Library Support

The Flask architecture requires a separation between policy decisions and their enforcement [10]. In the SELinux runtime environment, policy decisions are obtained from the ``security server'' which is part of the kernel [5]. One of the key decisions made in the planning stages for the X work was to continue using the kernel security server to obtain policy decisions. This allows the existing SELinux policy toolchain to be reused and keeps policy centralized in a single place [8]. However, it required the development of supporting infrastructure to allow efficient retrieval of policy decisions from userspace, as well as notification of significant policy events such as reloading or invalidation.

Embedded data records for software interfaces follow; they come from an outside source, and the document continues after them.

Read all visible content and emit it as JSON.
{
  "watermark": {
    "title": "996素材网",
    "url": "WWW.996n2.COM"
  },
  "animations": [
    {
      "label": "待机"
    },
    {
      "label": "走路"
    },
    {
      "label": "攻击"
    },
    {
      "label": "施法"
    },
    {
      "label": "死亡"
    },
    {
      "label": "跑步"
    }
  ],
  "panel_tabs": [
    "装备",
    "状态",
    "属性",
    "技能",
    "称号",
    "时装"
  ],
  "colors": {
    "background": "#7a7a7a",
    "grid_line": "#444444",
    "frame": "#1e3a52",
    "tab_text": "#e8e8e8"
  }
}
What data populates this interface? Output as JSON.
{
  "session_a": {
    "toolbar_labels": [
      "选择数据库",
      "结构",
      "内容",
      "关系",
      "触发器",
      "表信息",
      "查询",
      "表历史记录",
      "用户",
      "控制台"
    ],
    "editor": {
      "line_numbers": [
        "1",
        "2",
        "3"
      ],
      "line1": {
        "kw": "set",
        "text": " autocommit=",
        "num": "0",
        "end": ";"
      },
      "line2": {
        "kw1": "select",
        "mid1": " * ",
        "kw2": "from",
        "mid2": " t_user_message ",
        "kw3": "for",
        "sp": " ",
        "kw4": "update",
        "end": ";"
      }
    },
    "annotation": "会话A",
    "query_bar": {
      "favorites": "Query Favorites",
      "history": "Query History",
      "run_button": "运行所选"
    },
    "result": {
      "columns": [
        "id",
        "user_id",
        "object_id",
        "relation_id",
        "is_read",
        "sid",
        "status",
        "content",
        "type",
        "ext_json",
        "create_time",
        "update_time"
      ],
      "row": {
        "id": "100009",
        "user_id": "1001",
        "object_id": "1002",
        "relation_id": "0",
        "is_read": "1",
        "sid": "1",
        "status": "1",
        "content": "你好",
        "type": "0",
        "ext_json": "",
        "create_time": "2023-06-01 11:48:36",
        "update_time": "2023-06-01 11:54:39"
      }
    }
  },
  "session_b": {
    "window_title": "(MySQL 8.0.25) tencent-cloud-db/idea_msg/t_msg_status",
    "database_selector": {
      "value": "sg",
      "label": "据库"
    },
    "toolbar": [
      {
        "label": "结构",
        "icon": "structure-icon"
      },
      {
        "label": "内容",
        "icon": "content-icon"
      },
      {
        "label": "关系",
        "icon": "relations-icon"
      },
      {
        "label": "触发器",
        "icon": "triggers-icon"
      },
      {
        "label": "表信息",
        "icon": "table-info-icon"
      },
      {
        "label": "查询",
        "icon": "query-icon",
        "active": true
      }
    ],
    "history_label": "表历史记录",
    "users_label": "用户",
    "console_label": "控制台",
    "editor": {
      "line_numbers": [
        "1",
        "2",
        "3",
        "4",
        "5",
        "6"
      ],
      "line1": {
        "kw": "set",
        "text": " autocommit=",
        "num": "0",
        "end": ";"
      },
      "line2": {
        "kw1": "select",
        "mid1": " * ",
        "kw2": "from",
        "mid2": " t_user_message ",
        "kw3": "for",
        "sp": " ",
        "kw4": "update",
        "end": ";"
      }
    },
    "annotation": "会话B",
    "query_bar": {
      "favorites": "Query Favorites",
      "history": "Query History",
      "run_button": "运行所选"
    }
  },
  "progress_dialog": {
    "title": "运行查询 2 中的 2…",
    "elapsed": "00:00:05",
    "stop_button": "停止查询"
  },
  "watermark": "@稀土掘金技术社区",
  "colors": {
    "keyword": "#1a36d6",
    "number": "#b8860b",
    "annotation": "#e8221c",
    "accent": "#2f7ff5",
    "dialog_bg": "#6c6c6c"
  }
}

The security_compute_av SELinux library call may be used to obtain policy decisions from the kernel. However, this interface returns raw decision vectors rather than a simple yes/no answer, provides no auditing, and does not cache decisions, requiring a resource-intensive trap into kernel space on each use. These issues were resolved by porting the existing access vector cache (AVC) from the kernel into userspace, making it a part of the SELinux library. The userspace AVC uses security_compute_av internally but provides an improved interface to the user, including automatic logging and caching of decisions in the same manner as the kernel AVC.

The security_compute_av call allows synchronous retrieval of policy decisions, but some policy events, such as policy reloads, are asynchronous. The userspace AVC must be made aware of these events in order to discard any cached decisions that may have been rendered invalid. The existing selinuxfs interface being insufficient for asynchronous communication, a new, netlink-based interface was introduced. An SELinux message family was created along with message types for enforcement mode changes and policy reloads. The userspace AVC was then enhanced to listen for these messages, optionally on a dedicated background thread, updating its cached decisions as appropriate.

The userspace AVC is substantially complete, and has been a part of the SELinux library (libselinux) since version 1.8. However, userspace object manager support in libselinux is not yet complete; refer to Section 5.1 for a discussion of the proposed labeling interface.